SINGAPORE: AMP Capital Investors, the fund management unit of Australia’s biggest life insurer, may raise as much as $500 million (Rs2,215 crore) to invest in Asian power and port projects, with more than half destined for India.
AMP Capital may raise $400 million to $500 million for its next fund “which will concentrate substantially on Indian infrastructure,” said Singapore-based Krishan Sehgal, who oversees the firm’s investments in Asia, in an interview.
AMP Capital, Citigroup Inc., Blackstone Group Holdings LP and other private-equity investors are flocking to India as the government seeks to build and modernize $320 billion worth of airports, power plants, ports and other infrastructure by 2012. India’s economy grew 9 % to $854 billion last year, a pace second to China among the world’s major economies.
“With the need for infrastructure and the size of the Indian economy, how it is growing, you clearly see an opportunity there,” Sehgal, who travels to India every month, said.
The fund management unit of AMP Ltd. will start raising the money once it has finished investing $102 million from an existing fund that focuses on Indian infrastructure projects, Sehgal said.
Blackstone’s $5 Billion Fund
AMP Capital has invested almost 60 % of that money and will spend the rest in the next few months, he said. The fund, which has invested in four projects, including Gujarat Pipavav port in Western India, has notched up an internal rate of return of 30 %, he said.
Blackstone, manager of the world’s biggest buyout fund, and New York-based Citigroup this month signed an agreement to start a $5 billion fund to invest in Indian infrastructure projects.
Reducing bottlenecks may encourage companies such as Intel Corp., the world’s largest computer chip-maker, and Ford Motor Co. to invest more.
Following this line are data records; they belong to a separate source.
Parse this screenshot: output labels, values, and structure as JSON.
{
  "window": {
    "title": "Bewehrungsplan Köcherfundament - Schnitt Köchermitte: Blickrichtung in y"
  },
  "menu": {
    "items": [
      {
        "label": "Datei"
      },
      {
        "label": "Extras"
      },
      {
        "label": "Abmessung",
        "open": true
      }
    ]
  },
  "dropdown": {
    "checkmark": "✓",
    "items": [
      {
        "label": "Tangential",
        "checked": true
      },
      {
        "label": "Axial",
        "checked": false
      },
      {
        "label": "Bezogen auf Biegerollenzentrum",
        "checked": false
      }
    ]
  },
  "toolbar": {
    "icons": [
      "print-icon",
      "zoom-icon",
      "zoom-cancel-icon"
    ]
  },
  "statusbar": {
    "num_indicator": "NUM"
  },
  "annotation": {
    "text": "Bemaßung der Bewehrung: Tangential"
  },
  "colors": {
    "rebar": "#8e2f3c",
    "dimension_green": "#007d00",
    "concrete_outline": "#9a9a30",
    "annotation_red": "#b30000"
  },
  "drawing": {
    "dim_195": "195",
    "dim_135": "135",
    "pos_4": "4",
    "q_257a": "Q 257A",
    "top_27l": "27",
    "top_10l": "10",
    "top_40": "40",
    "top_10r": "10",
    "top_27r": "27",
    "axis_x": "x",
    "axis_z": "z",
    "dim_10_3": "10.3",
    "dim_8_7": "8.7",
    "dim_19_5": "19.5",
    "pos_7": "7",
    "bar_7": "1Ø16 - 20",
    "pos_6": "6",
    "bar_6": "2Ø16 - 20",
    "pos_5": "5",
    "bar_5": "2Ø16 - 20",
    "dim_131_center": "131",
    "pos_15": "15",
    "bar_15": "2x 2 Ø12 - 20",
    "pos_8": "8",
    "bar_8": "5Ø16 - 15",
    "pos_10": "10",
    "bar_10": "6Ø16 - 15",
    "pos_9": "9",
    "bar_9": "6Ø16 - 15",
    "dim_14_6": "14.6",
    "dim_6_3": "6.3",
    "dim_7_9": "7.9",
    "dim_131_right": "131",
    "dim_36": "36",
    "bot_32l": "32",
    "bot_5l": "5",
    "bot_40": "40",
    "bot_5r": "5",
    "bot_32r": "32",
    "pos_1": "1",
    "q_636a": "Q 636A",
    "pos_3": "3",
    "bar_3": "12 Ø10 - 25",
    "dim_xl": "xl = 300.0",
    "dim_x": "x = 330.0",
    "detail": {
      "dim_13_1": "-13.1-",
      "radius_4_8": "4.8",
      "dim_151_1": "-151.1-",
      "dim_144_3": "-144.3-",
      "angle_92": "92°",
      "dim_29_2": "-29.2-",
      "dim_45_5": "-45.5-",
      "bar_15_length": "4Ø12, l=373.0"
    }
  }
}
Manufacturing makes up 17 % of India’s $854 billion economy, half the ratio in China. The Finance Ministry estimates inadequate power and transport networks shave 2 percentage points off annual economic growth.
The government will need overseas and non-state funding as India is bound by law to cut its budget deficit by 0.3 % of gross domestic product each year until 2009, constraining its ability to spend on infrastructure after spending almost half the federal budget on defense, subsidies and interest payments.
Foreign investors poured about $60 billion into China in 2006 alone, compared with a total of $50 billion in India since 1991, when the South Asian nation began opening its economy.
Finance Minister P Chidambaram is scheduled to present his budget for the year starting 1 April in New Delhi today.
Prime Minister Manmohan Singh wants to sustain growth of over 9 % in the next decade to eradicate poverty. The World Bank estimates a third of India’s 1.1 billion people live on less than $1 a day.
AMP Capital will continue to invest in ports as container volumes grow, Sehgal said. The fund will also focus on power generation, seeking to capitalize on surging demand for electricity, he said. India produces about 8 % less electricity than it needs, cutting gross domestic product by a 10th, according to the finance ministry.
“This is understated because less than 50 % of the households, including the villages, are connected to electricity,” Sehgal said. “Once everybody gets electricity, you can imagine how the demand for electricity will continue to increase.”